I'm exhausted. I spent my day off yesterday running around, constantly. Picking up groceries for the house, dropping off and picking up the kid, cooking, cleaning. And I went to my first room parent meeting. I was unsure exactly what a 'room parent' was, and I'm still not positive. There are three room parents for every grade, and the school teaches grades K4 through 8th, so there were quite a few parents there. All mothers, interestingly enough.

I was nervous, but Sister Patricia, the principal, was supposed to lead the meeting and was late, so there was time for conversation. I met some very nice people, very good-natured, very funny. I am an assistant room parent, much to my relief - I have no desire whatsoever to be in charge. The meeting opened up with a prayer, and then Sister laid down the law about class parties and school parties - when, why, what you can bring, etc.. They require healthy foods for their 'wellness curriculum', or else they lose their federal funding. I was intrigued that a private catholic school receives federal funding, but since my daughter attends said school I am grateful.
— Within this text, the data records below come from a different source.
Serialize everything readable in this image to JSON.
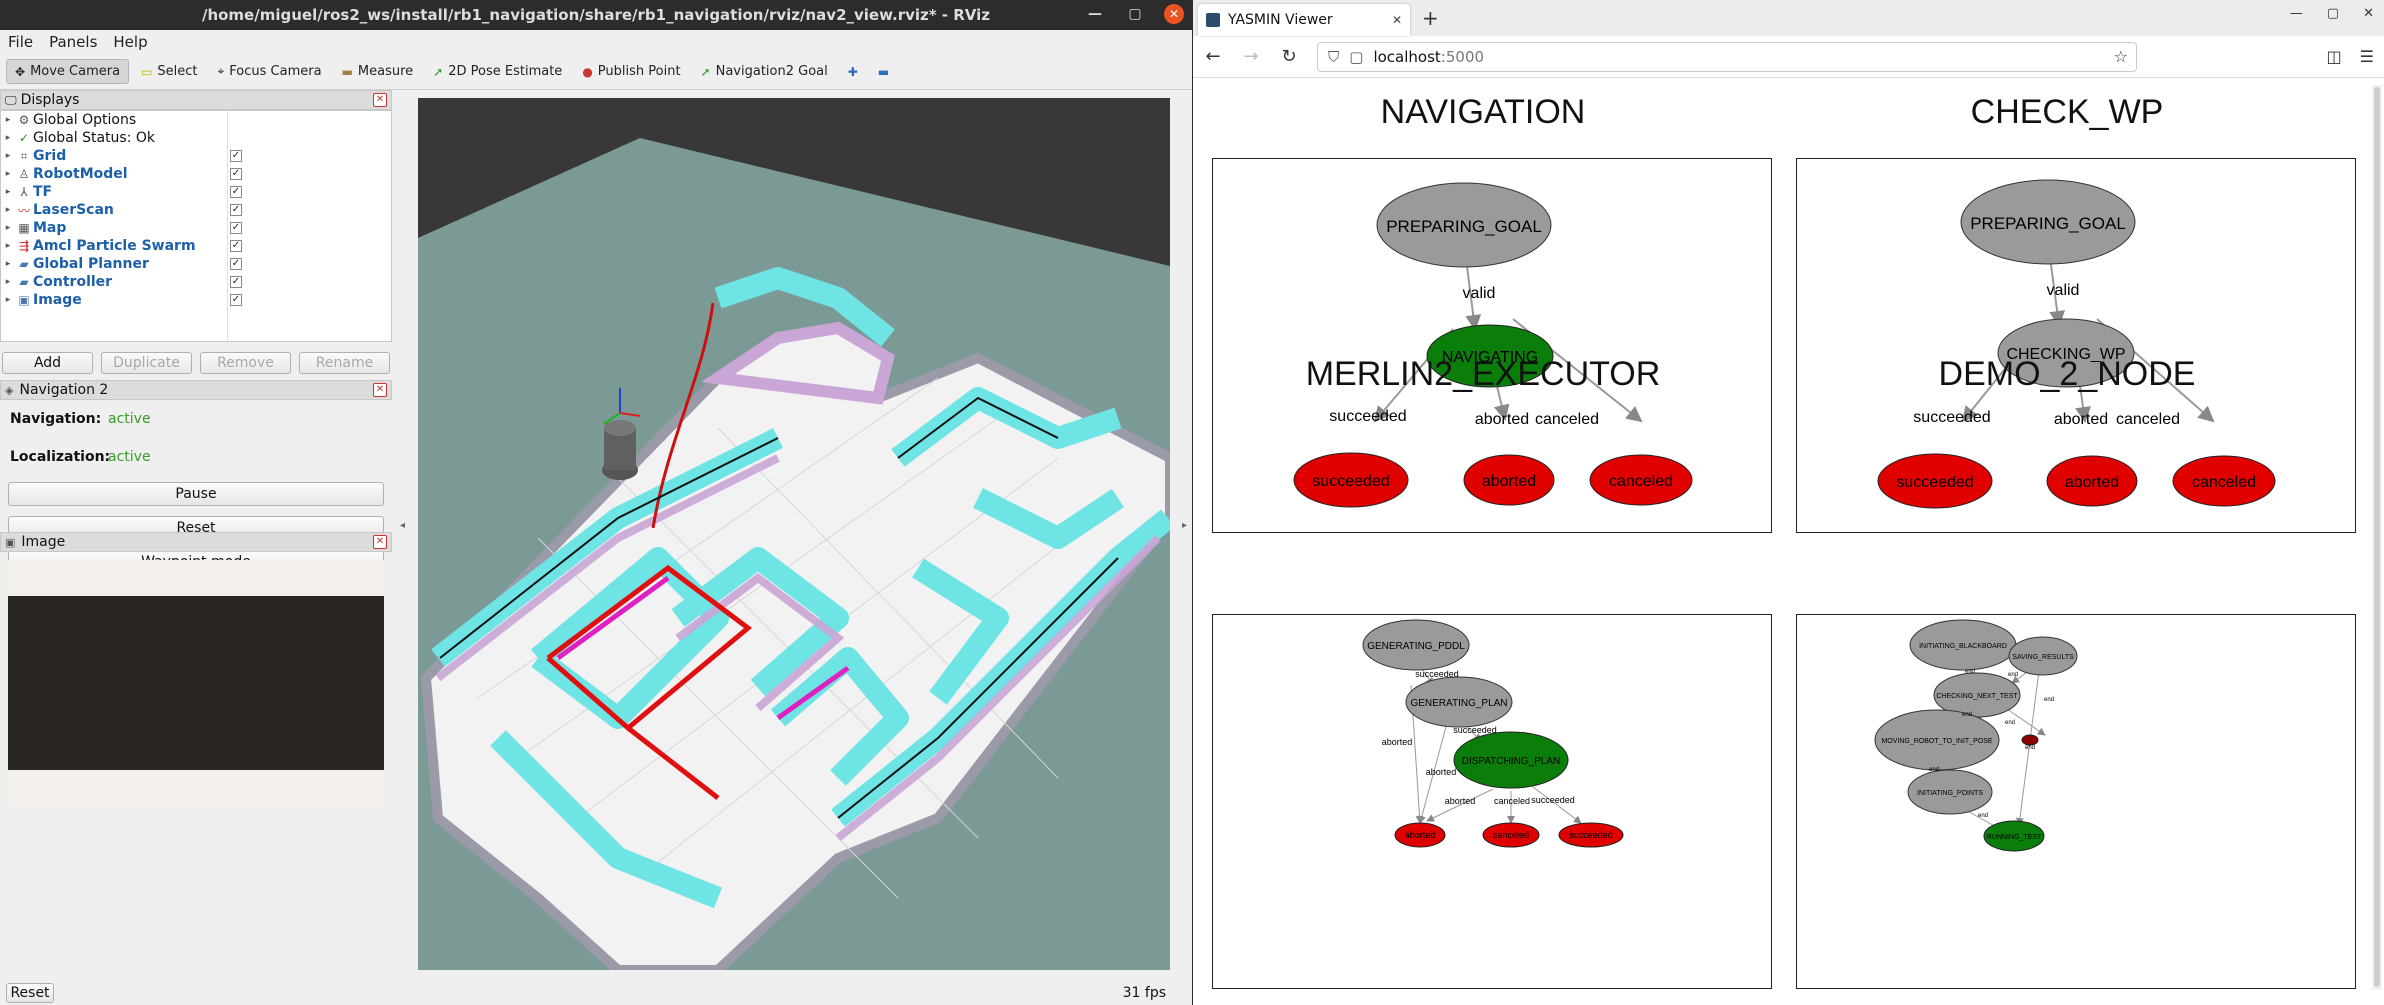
{
  "rviz": {
    "title": "/home/miguel/ros2_ws/install/rb1_navigation/share/rb1_navigation/rviz/nav2_view.rviz* - RViz",
    "menu": [
      "File",
      "Panels",
      "Help"
    ],
    "toolbar": [
      "Move Camera",
      "Select",
      "Focus Camera",
      "Measure",
      "2D Pose Estimate",
      "Publish Point",
      "Navigation2 Goal"
    ],
    "displays_title": "Displays",
    "displays": [
      {
        "label": "Global Options",
        "checked": null,
        "blue": false,
        "icon": "gear-icon"
      },
      {
        "label": "Global Status: Ok",
        "checked": null,
        "blue": false,
        "icon": "check-icon"
      },
      {
        "label": "Grid",
        "checked": true,
        "blue": true,
        "icon": "grid-icon"
      },
      {
        "label": "RobotModel",
        "checked": true,
        "blue": true,
        "icon": "robot-icon"
      },
      {
        "label": "TF",
        "checked": true,
        "blue": true,
        "icon": "tf-icon"
      },
      {
        "label": "LaserScan",
        "checked": true,
        "blue": true,
        "icon": "laser-icon"
      },
      {
        "label": "Map",
        "checked": true,
        "blue": true,
        "icon": "map-icon"
      },
      {
        "label": "Amcl Particle Swarm",
        "checked": true,
        "blue": true,
        "icon": "particles-icon"
      },
      {
        "label": "Global Planner",
        "checked": true,
        "blue": true,
        "icon": "folder-icon"
      },
      {
        "label": "Controller",
        "checked": true,
        "blue": true,
        "icon": "folder-icon"
      },
      {
        "label": "Image",
        "checked": true,
        "blue": true,
        "icon": "image-icon"
      }
    ],
    "display_buttons": [
      "Add",
      "Duplicate",
      "Remove",
      "Rename"
    ],
    "nav_panel_title": "Navigation 2",
    "navigation_label": "Navigation:",
    "navigation_value": "active",
    "localization_label": "Localization:",
    "localization_value": "active",
    "nav_buttons": [
      "Pause",
      "Reset",
      "Waypoint mode"
    ],
    "image_panel_title": "Image",
    "reset_label": "Reset",
    "fps": "31 fps"
  },
  "firefox": {
    "tab_title": "YASMIN Viewer",
    "url_host": "localhost",
    "url_port": ":5000"
  },
  "state_machines": [
    {
      "title": "NAVIGATION",
      "states": [
        {
          "label": "PREPARING_GOAL",
          "color": "#9a9a9a"
        },
        {
          "label": "NAVIGATING",
          "color": "#0a7d0a"
        },
        {
          "label": "succeeded",
          "color": "#e00000"
        },
        {
          "label": "aborted",
          "color": "#e00000"
        },
        {
          "label": "canceled",
          "color": "#e00000"
        }
      ],
      "transitions": [
        "valid",
        "succeeded",
        "aborted",
        "canceled"
      ]
    },
    {
      "title": "CHECK_WP",
      "states": [
        {
          "label": "PREPARING_GOAL",
          "color": "#9a9a9a"
        },
        {
          "label": "CHECKING_WP",
          "color": "#9a9a9a"
        },
        {
          "label": "succeeded",
          "color": "#e00000"
        },
        {
          "label": "aborted",
          "color": "#e00000"
        },
        {
          "label": "canceled",
          "color": "#e00000"
        }
      ],
      "transitions": [
        "valid",
        "succeeded",
        "aborted",
        "canceled"
      ]
    },
    {
      "title": "MERLIN2_EXECUTOR",
      "states": [
        {
          "label": "GENERATING_PDDL",
          "color": "#9a9a9a"
        },
        {
          "label": "GENERATING_PLAN",
          "color": "#9a9a9a"
        },
        {
          "label": "DISPATCHING_PLAN",
          "color": "#0a7d0a"
        },
        {
          "label": "aborted",
          "color": "#e00000"
        },
        {
          "label": "canceled",
          "color": "#e00000"
        },
        {
          "label": "succeeded",
          "color": "#e00000"
        }
      ],
      "transitions": [
        "succeeded",
        "succeeded",
        "aborted",
        "aborted",
        "aborted",
        "canceled",
        "succeeded"
      ]
    },
    {
      "title": "DEMO_2_NODE",
      "states": [
        {
          "label": "INITIATING_BLACKBOARD",
          "color": "#9a9a9a"
        },
        {
          "label": "SAVING_RESULTS",
          "color": "#9a9a9a"
        },
        {
          "label": "CHECKING_NEXT_TEST",
          "color": "#9a9a9a"
        },
        {
          "label": "MOVING_ROBOT_TO_INIT_POSE",
          "color": "#9a9a9a"
        },
        {
          "label": "INITIATING_POINTS",
          "color": "#9a9a9a"
        },
        {
          "label": "RUNNING_TEST",
          "color": "#0a7d0a"
        },
        {
          "label": "end",
          "color": "#8b0000"
        }
      ],
      "transitions": [
        "end",
        "end",
        "end",
        "end",
        "end",
        "end",
        "end"
      ]
    }
  ]
}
There was much made over some changes instituted by the new parish priest. If your ears burn when people talk about you, this poor man's ears must have been on fire, because there was much talk, and most of it unfavorable. Sister was quite the diplomat, and finally, after a certain point, just starting repeating, "He's the parish priest and this is his church and his school". She acknowledged the changes, and that many of them did, indeed, suck (although I'm certain she didn't actually use the word 'suck'), but said that anytime she encounters a brick wall she tries to paint it pretty.

Sister then left and turned the meeting over to the poor woman in charge of the room parents, a very nice woman who also happens to be Jacelyn's girl scout leader (I got the distinct impression that she prefers four and five year olds to room parents, and who could blame her? The kids behave better and are nicer to each other). She opened a discussion about teacher birthdays that turned into the biggest and most ridiculous hullabaloo I've ever seen. People were raising their voices, and stating the same thing over and over in whiny tones of voice. I was aghast. Over birthdays. The discussion had reached a fevered pitch when the bell rang and the intercom came on and the school secretary started the afternoon prayers. Everyone sort of begrudgingly crossed themselves and bowed their heads. It was a prayer of contrition, and I couldn't help but smile - surely these people would be rational after this. But I was wrong. They picked right up where they left off, complaining about mugs and cupcakes and gifts.

I had to leave to get Jacelyn, so I skipped out, slightly horrified. They are all nice people, don't get me wrong, but that was my first experience with school politics, and it has wounded me, slightly. Nothing was accomplished. It felt like one of those reality shows where there is a team of women and they manage to do nothing because they are constantly arguing amongst themselves. I kept looking around for cameras. It was kind of surreal. So I still don't know what I'm expected to do.

I do know that I want a "'06-'07 St. John's Volunteer" key chain lanyard with my name on it, so I'm going to be on my best and most helpful behaviour. Need some help? Sure! How 'bout one of those lanyards? I would even take one without my name on it. It's funny, what can drive you. I would probably never wear it, and my keys weigh about four pounds so I would certainly never put keys on it, but man, do I want one. Baaaaaad.

Oh, and also, I learned a valuable lesson about first impressions and making assumptions about people. There was a woman whom I first met last week at Jacelyn's girl scout meeting that I took an immediate dislike to. Then, working with her at the meeting and talking to her last night at Girl Scouts, I learned a lot more about her and it turns out she's a nice person with a lot to say and a lot to offer. So, lesson learned.

Now for coffee and work. I'm auditing the files our horrid billing company sent us for 2005 band rentals (see Jen the batch queen's blog), so I need lots of coffee and possibly a valium. Or a good stiff drink. And a valium.

1 comment:

Jen said...

I can offer a Lortab...would that help? :) Thanks for getting that pile of bullcrap organized into something more appealing.